As I understand it, Hillary had plenty of opportunities to kick Bill to the curb before Monica, and if she didn’t, there are probably any number of reasons – some personal, others perhaps less so – which, again, are between them. One possibility often suggested is that they had some sort of political, career-related “understanding” between them. Perhaps, but I also suspect that “should I stay or should I go?” is not as cut-and-dried when your life is that public. I can tell you from experience that sometimes it isn’t in private, either, and unless you’ve been there, it’s hard to say what you’d do. And what you end up doing might not be what you thought you’d do; relationships are complicated critters.
The Spitzer situation isn’t perfectly analogous to the Clinton one for a couple of reasons, I think: the hypocrisy and apparent disconnect between public and private actions, and the illegality. (Like it or not, from a public perspective, breaking vows and breaking laws are different.) It isn’t as much a matter of “simple” infidelity, if there really is such a thing in a long-term relationship, in or out of the public eye.
In the case of my first marriage, it was stated very early on by my future husband that as far as he was concerned, infidelity would be a deal-breaker for the relationship. Hence, the irony when after 15 years of marriage, he was the one who “broke” it.

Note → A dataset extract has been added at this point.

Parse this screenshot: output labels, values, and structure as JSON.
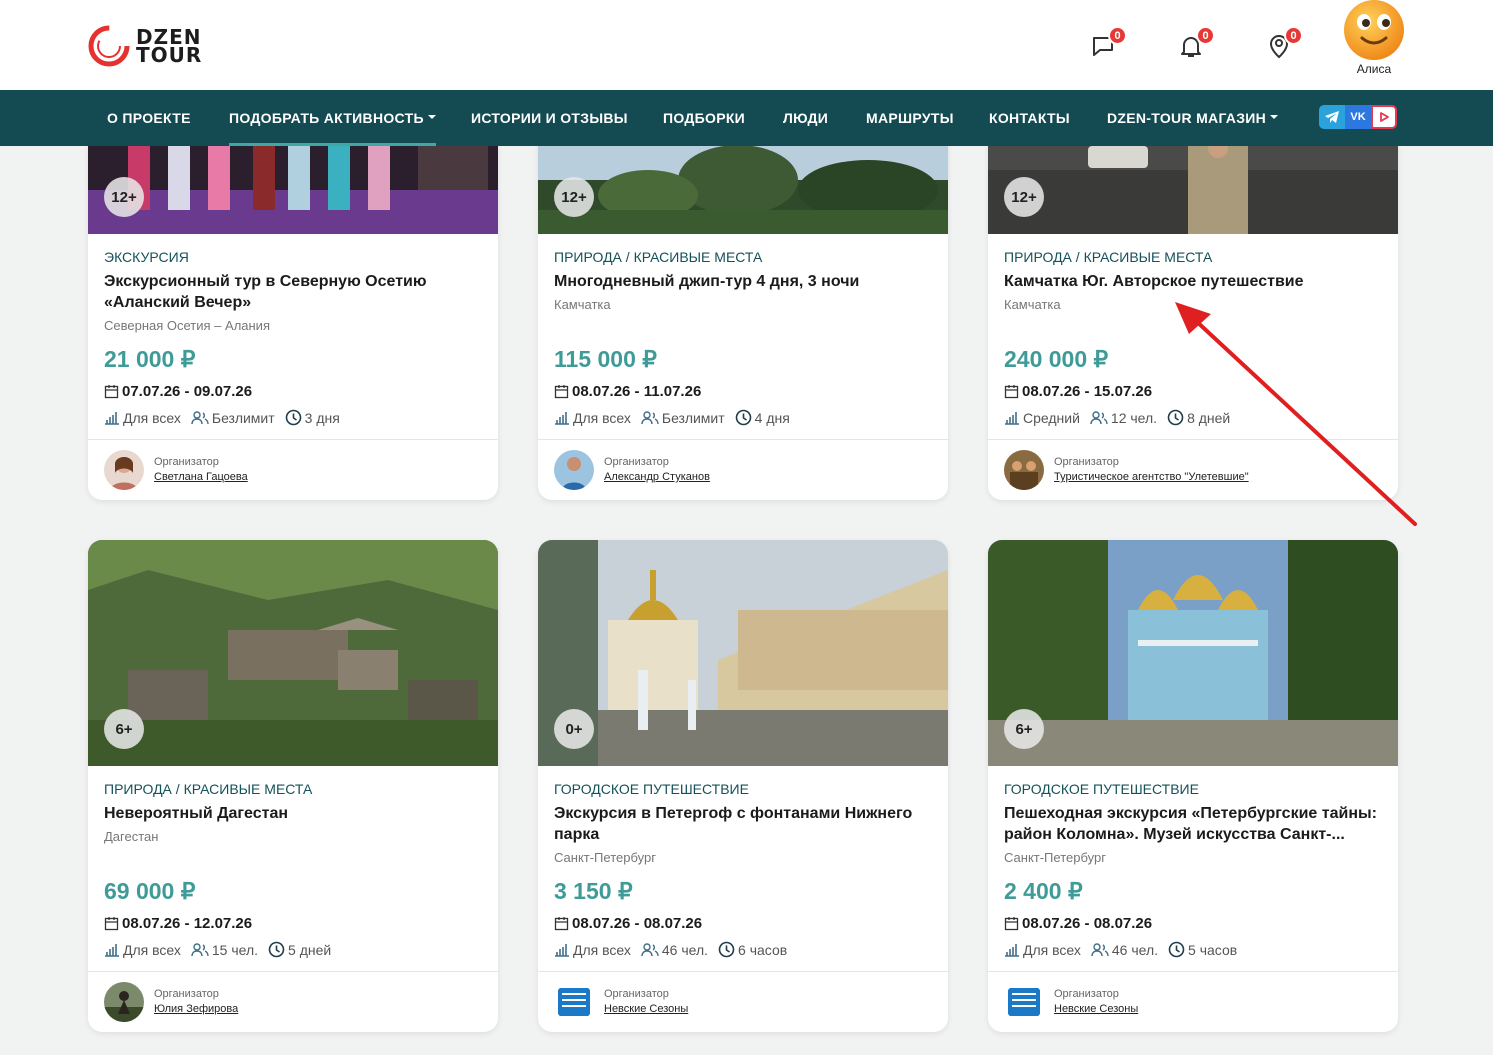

My understanding of our “terms” was that if he was straying, it was because he wanted out. The complication was that he wasn’t so clear on that, and it was a very painful couple of years of unraveling from that point on. And for quite awhile, I was prepared to “stand by,” regardless of the terms. Granted, I had serious self-esteem issues (I’ve gotten better), and they were probably a factor in my feelings about doing that.
The thing is, I believed – still do – that the infidelity was a response to other issues we had (but clearly weren’t dealing with), and in itself I don’t think it was a deal-breaker. It just stirred up too many other things we couldn’t – or perhaps by then, didn’t truly want to, considering the compromises it would take – resolve in ways that would keep the marriage together.
He’s now married to the woman he strayed with, and if I were her I’d never be sure he wouldn’t do it again. And having been there once, I do believe it would be a deal-breaker in my second marriage. As it happens, my second husband is well aware of that – and my self-esteem has grown a bit.
It’s been hard for other people to understand that my first marriage didn’t break up “because he cheated.” It was a factor, but not a reason in itself. I think if it’s that simple, there may not be much of a relationship to begin with; and after 17 years with someone, it seems to me it should take more than that to break it up. But I suspect that if it hadn’t happened, we might still be together, not exactly happy and not having much in common, because we would need a huge jolt in order to change anything. His affair provided that huge jolt, even if it didn’t change things instantly; and ultimately, I’m really not sure who left who.
I’m not sure that people who haven’t been there, one way or another, realize just how much this isn’t a black-and-white question. And I’ve only been there in a context that didn’t really affect anyone outside my own family, so I can only imagine that there are even more complications when infidelity plays out publicly.